Citation: Ziko I, Sominsky L, Nguyen T-X, Yam K-Y, De Luca S, Korosi A and Spencer SJ (2017) Hyperleptinemia in Neonatally Overfed Female Rats Does Not Dysregulate Feeding Circuitry. Front. Endocrinol. 8:287. doi: 10.3389/fendo.2017.00287
Received: 14 August 2017; Accepted: 11 October 2017;
Published: 25 October 2017
Edited by:Julie A. Chowen, Hospital Infantil Universitario Niño Jesús, Spain
Reviewed by:Jose Donato Jr., University of São Paulo, Brazil
Balazs Gaszner, University of Pécs, Hungary

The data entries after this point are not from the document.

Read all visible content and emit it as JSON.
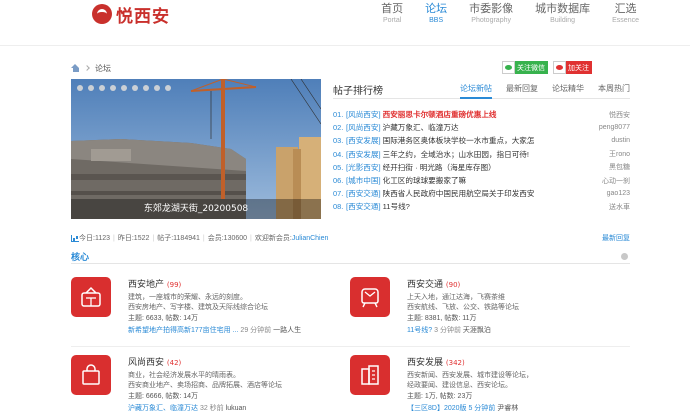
{
  "site": {
    "logo_text": "悦西安"
  },
  "nav": [
    {
      "zh": "首页",
      "en": "Portal",
      "active": false
    },
    {
      "zh": "论坛",
      "en": "BBS",
      "active": true
    },
    {
      "zh": "市委影像",
      "en": "Photography",
      "active": false
    },
    {
      "zh": "城市数据库",
      "en": "Building",
      "active": false
    },
    {
      "zh": "汇选",
      "en": "Essence",
      "active": false
    }
  ],
  "breadcrumb": {
    "current": "论坛"
  },
  "follow": {
    "wechat": "关注微信",
    "weibo": "加关注"
  },
  "slideshow": {
    "caption": "东郊龙湖天街_20200508",
    "dot_count": 9
  },
  "ranking": {
    "title": "帖子排行榜",
    "tabs": [
      {
        "label": "论坛新帖",
        "active": true
      },
      {
        "label": "最新回复",
        "active": false
      },
      {
        "label": "论坛精华",
        "active": false
      },
      {
        "label": "本周热门",
        "active": false
      }
    ],
    "items": [
      {
        "num": "01.",
        "cat": "[风尚西安]",
        "title": "西安丽思卡尔顿酒店重磅优惠上线",
        "user": "悦西安",
        "hot": true
      },
      {
        "num": "02.",
        "cat": "[风尚西安]",
        "title": "沪藏万象汇、临潼万达",
        "user": "peng8077",
        "hot": false
      },
      {
        "num": "03.",
        "cat": "[西安发展]",
        "title": "国际港务区奥体板块学校一水市重点，大家怎",
        "user": "dustin",
        "hot": false
      },
      {
        "num": "04.",
        "cat": "[西安发展]",
        "title": "三年之约，全域治水；山水田园，指日可待!",
        "user": "王rono",
        "hot": false
      },
      {
        "num": "05.",
        "cat": "[光影西安]",
        "title": "经开扫街 · 明光路（海星库存图）",
        "user": "黑包糖",
        "hot": false
      },
      {
        "num": "06.",
        "cat": "[城市中国]",
        "title": "化工区的球球要搬家了嘛",
        "user": "心动一刹",
        "hot": false
      },
      {
        "num": "07.",
        "cat": "[西安交通]",
        "title": "陕西省人民政府中国民用航空局关于印发西安",
        "user": "gao123",
        "hot": false
      },
      {
        "num": "08.",
        "cat": "[西安交通]",
        "title": "11号线?",
        "user": "送水車",
        "hot": false
      }
    ]
  },
  "stats": {
    "today_label": "今日:",
    "today": "1123",
    "yesterday_label": "昨日:",
    "yesterday": "1522",
    "posts_label": "帖子:",
    "posts": "1184941",
    "members_label": "会员:",
    "members": "130600",
    "newest_label": "欢迎新会员:",
    "newest": "JulianChien",
    "latest_reply": "最新回复"
  },
  "section": {
    "title": "核心"
  },
  "forums": [
    {
      "name": "西安地产",
      "count": "(99)",
      "desc1": "建筑，一座城市的荣耀、永远的刻度。",
      "desc2": "西安房地产、写字楼、建筑及天际线综合论坛",
      "stat": "主题: 6633, 帖数: 14万",
      "last_link": "新希望地产拍得高新177亩住宅用 ...",
      "last_time": "29 分钟前",
      "last_user": "一路人生",
      "icon": "building-icon"
    },
    {
      "name": "西安交通",
      "count": "(90)",
      "desc1": "上天入地，通江达海，飞赛茶维",
      "desc2": "西安航线、飞放、公交、铁路等论坛",
      "stat": "主题: 8381, 帖数: 11万",
      "last_link": "11号线?",
      "last_time": "3 分钟前",
      "last_user": "天涯飘泊",
      "icon": "train-icon"
    },
    {
      "name": "风尚西安",
      "count": "(42)",
      "desc1": "商业，社会经济发展水平的晴雨表。",
      "desc2": "西安商业地产、卖场招商、品牌拓展、酒店等论坛",
      "stat": "主题: 6666, 帖数: 14万",
      "last_link": "沪藏万象汇、临潼万达",
      "last_time": "32 秒前",
      "last_user": "lukuan",
      "icon": "shopping-bag-icon"
    },
    {
      "name": "西安发展",
      "count": "(342)",
      "desc1": "西安新闻、西安发展、城市建设等论坛，",
      "desc2": "经政要闻、建设信息、西安论坛。",
      "stat": "主题: 1万, 帖数: 23万",
      "last_link": "【三区8D】2020版 5 分钟前",
      "last_time": "",
      "last_user": "尹睿林",
      "icon": "city-icon"
    }
  ],
  "colors": {
    "accent": "#2a8ad6",
    "red": "#d92f2f",
    "hot": "#e03131"
  }
}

Copyright: © 2017 Ziko, Sominsky, Nguyen, Yam, De Luca, Korosi and Spencer. This is an open-access article distributed under the terms of the Creative Commons Attribution License (CC BY). The use, distribution or reproduction in other forums is permitted, provided the original author(s) or licensor are credited and that the original publication in this journal is cited, in accordance with accepted academic practice. No use, distribution or reproduction is permitted which does not comply with these terms.
*Correspondence: Sarah J. Spencer, firstname.lastname@example.org